#### [YOUR TASK]
Searching the material below, find each line that includes the word "businesses", and copy it.

#### [MATERIAL FOR THIS EXERCISE]
|---|

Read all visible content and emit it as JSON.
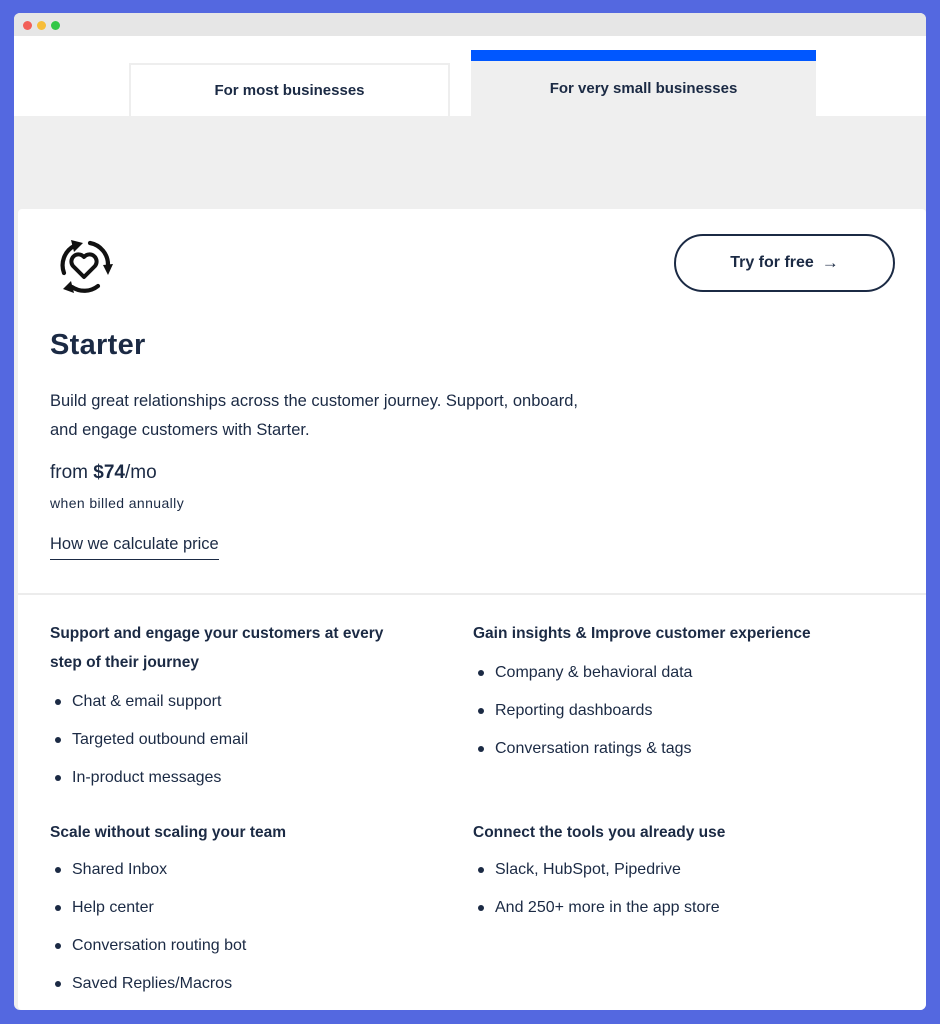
{
  "tabs": [
    {
      "label": "For most businesses",
      "active": false
    },
    {
      "label": "For very small businesses",
      "active": true
    }
  ],
  "colors": {
    "background": "#5468e0",
    "active_tab_bar": "#0057ff",
    "text": "#1b2a44"
  },
  "plan": {
    "icon": "heart-cycle-icon",
    "name": "Starter",
    "description": "Build great relationships across the customer journey. Support, onboard, and engage customers with Starter.",
    "price_prefix": "from ",
    "price_amount": "$74",
    "price_suffix": "/mo",
    "billing_note": "when billed annually",
    "calc_link": "How we calculate price",
    "cta_label": "Try for free",
    "cta_icon": "arrow-right-icon"
  },
  "feature_groups": [
    {
      "title": "Support and engage your customers at every step of their journey",
      "items": [
        "Chat & email support",
        "Targeted outbound email",
        "In-product messages"
      ]
    },
    {
      "title": "Gain insights & Improve customer experience",
      "items": [
        "Company & behavioral data",
        "Reporting dashboards",
        "Conversation ratings & tags"
      ]
    },
    {
      "title": "Scale without scaling your team",
      "items": [
        "Shared Inbox",
        "Help center",
        "Conversation routing bot",
        "Saved Replies/Macros"
      ]
    },
    {
      "title": "Connect the tools you already use",
      "items": [
        "Slack, HubSpot, Pipedrive",
        "And 250+ more in the app store"
      ]
    }
  ]
}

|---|

#### [TASK RESPONSE]
      "label": "For most businesses",
      "label": "For very small businesses",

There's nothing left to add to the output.